* **Problem statement**
The entries are to be returned exactly as written.

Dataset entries
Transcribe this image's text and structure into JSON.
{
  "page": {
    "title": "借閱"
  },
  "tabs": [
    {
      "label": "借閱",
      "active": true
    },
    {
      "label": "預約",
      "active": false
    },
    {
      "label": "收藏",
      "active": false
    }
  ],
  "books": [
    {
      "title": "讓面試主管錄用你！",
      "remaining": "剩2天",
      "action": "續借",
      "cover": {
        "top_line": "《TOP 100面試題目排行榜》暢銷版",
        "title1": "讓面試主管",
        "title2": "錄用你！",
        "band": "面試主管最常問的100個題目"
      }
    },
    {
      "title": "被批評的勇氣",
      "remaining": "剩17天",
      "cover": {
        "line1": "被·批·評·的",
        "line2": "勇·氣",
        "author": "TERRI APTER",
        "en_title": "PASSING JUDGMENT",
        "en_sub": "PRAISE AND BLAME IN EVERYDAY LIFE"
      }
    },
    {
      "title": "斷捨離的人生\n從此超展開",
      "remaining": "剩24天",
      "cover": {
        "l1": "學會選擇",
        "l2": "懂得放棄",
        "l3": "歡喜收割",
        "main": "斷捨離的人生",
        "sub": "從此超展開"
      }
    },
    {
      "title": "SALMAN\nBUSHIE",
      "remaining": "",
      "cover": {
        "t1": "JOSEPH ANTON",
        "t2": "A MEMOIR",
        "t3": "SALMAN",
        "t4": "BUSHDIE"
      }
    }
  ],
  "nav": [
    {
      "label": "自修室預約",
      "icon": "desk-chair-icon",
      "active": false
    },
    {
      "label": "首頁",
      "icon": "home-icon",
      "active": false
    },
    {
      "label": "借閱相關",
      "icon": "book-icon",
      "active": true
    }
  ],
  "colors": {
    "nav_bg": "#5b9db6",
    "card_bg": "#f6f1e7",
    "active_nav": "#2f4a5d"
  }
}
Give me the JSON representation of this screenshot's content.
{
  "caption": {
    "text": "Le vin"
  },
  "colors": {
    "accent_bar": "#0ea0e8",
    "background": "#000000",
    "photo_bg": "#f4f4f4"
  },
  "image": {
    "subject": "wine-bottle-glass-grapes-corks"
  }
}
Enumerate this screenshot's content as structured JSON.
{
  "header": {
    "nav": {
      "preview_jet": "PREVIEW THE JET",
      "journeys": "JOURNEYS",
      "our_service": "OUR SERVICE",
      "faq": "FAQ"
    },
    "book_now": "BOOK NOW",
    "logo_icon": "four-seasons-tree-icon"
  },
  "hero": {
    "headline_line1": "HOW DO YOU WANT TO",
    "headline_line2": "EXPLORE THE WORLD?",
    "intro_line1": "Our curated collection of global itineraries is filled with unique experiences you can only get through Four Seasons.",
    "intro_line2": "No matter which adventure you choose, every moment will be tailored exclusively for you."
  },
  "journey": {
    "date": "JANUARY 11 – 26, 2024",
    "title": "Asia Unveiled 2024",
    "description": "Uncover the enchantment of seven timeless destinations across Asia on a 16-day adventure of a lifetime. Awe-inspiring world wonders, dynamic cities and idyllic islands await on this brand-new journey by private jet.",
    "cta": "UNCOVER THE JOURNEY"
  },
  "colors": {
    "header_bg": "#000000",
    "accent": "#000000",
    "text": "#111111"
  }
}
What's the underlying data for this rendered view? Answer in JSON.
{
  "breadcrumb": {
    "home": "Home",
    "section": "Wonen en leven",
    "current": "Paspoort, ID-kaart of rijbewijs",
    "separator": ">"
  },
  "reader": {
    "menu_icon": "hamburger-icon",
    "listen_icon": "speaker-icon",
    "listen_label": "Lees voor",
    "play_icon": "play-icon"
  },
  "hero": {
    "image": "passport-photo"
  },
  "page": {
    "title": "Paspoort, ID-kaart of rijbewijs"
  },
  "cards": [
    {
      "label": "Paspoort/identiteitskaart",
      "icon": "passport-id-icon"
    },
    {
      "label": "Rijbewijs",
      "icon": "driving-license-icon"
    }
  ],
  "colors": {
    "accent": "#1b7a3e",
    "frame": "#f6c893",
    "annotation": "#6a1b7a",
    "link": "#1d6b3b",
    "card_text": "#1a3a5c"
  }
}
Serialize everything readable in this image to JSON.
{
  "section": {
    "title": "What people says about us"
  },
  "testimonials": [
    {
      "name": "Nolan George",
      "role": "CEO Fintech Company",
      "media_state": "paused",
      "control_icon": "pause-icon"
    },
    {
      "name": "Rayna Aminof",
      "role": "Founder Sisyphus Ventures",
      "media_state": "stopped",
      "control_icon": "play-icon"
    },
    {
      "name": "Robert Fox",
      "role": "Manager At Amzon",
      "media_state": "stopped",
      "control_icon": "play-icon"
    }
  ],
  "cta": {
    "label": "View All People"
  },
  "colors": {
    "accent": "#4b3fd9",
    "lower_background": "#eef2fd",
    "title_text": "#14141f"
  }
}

* **Exercise response**
Transcribe this image's text and structure into JSON.
{
  "page": {
    "title": "借閱"
  },
  "tabs": [
    {
      "label": "借閱",
      "active": true
    },
    {
      "label": "預約",
      "active": false
    },
    {
      "label": "收藏",
      "active": false
    }
  ],
  "books": [
    {
      "title": "讓面試主管錄用你！",
      "remaining": "剩2天",
      "action": "續借",
      "cover": {
        "top_line": "《TOP 100面試題目排行榜》暢銷版",
        "title1": "讓面試主管",
        "title2": "錄用你！",
        "band": "面試主管最常問的100個題目"
      }
    },
    {
      "title": "被批評的勇氣",
      "remaining": "剩17天",
      "cover": {
        "line1": "被·批·評·的",
        "line2": "勇·氣",
        "author": "TERRI APTER",
        "en_title": "PASSING JUDGMENT",
        "en_sub": "PRAISE AND BLAME IN EVERYDAY LIFE"
      }
    },
    {
      "title": "斷捨離的人生\n從此超展開",
      "remaining": "剩24天",
      "cover": {
        "l1": "學會選擇",
        "l2": "懂得放棄",
        "l3": "歡喜收割",
        "main": "斷捨離的人生",
        "sub": "從此超展開"
      }
    },
    {
      "title": "SALMAN\nBUSHIE",
      "remaining": "",
      "cover": {
        "t1": "JOSEPH ANTON",
        "t2": "A MEMOIR",
        "t3": "SALMAN",
        "t4": "BUSHDIE"
      }
    }
  ],
  "nav": [
    {
      "label": "自修室預約",
      "icon": "desk-chair-icon",
      "active": false
    },
    {
      "label": "首頁",
      "icon": "home-icon",
      "active": false
    },
    {
      "label": "借閱相關",
      "icon": "book-icon",
      "active": true
    }
  ],
  "colors": {
    "nav_bg": "#5b9db6",
    "card_bg": "#f6f1e7",
    "active_nav": "#2f4a5d"
  }
}
Give me the JSON representation of this screenshot's content.
{
  "caption": {
    "text": "Le vin"
  },
  "colors": {
    "accent_bar": "#0ea0e8",
    "background": "#000000",
    "photo_bg": "#f4f4f4"
  },
  "image": {
    "subject": "wine-bottle-glass-grapes-corks"
  }
}
Enumerate this screenshot's content as structured JSON.
{
  "header": {
    "nav": {
      "preview_jet": "PREVIEW THE JET",
      "journeys": "JOURNEYS",
      "our_service": "OUR SERVICE",
      "faq": "FAQ"
    },
    "book_now": "BOOK NOW",
    "logo_icon": "four-seasons-tree-icon"
  },
  "hero": {
    "headline_line1": "HOW DO YOU WANT TO",
    "headline_line2": "EXPLORE THE WORLD?",
    "intro_line1": "Our curated collection of global itineraries is filled with unique experiences you can only get through Four Seasons.",
    "intro_line2": "No matter which adventure you choose, every moment will be tailored exclusively for you."
  },
  "journey": {
    "date": "JANUARY 11 – 26, 2024",
    "title": "Asia Unveiled 2024",
    "description": "Uncover the enchantment of seven timeless destinations across Asia on a 16-day adventure of a lifetime. Awe-inspiring world wonders, dynamic cities and idyllic islands await on this brand-new journey by private jet.",
    "cta": "UNCOVER THE JOURNEY"
  },
  "colors": {
    "header_bg": "#000000",
    "accent": "#000000",
    "text": "#111111"
  }
}
What's the underlying data for this rendered view? Answer in JSON.
{
  "breadcrumb": {
    "home": "Home",
    "section": "Wonen en leven",
    "current": "Paspoort, ID-kaart of rijbewijs",
    "separator": ">"
  },
  "reader": {
    "menu_icon": "hamburger-icon",
    "listen_icon": "speaker-icon",
    "listen_label": "Lees voor",
    "play_icon": "play-icon"
  },
  "hero": {
    "image": "passport-photo"
  },
  "page": {
    "title": "Paspoort, ID-kaart of rijbewijs"
  },
  "cards": [
    {
      "label": "Paspoort/identiteitskaart",
      "icon": "passport-id-icon"
    },
    {
      "label": "Rijbewijs",
      "icon": "driving-license-icon"
    }
  ],
  "colors": {
    "accent": "#1b7a3e",
    "frame": "#f6c893",
    "annotation": "#6a1b7a",
    "link": "#1d6b3b",
    "card_text": "#1a3a5c"
  }
}
Serialize everything readable in this image to JSON.
{
  "section": {
    "title": "What people says about us"
  },
  "testimonials": [
    {
      "name": "Nolan George",
      "role": "CEO Fintech Company",
      "media_state": "paused",
      "control_icon": "pause-icon"
    },
    {
      "name": "Rayna Aminof",
      "role": "Founder Sisyphus Ventures",
      "media_state": "stopped",
      "control_icon": "play-icon"
    },
    {
      "name": "Robert Fox",
      "role": "Manager At Amzon",
      "media_state": "stopped",
      "control_icon": "play-icon"
    }
  ],
  "cta": {
    "label": "View All People"
  },
  "colors": {
    "accent": "#4b3fd9",
    "lower_background": "#eef2fd",
    "title_text": "#14141f"
  }
}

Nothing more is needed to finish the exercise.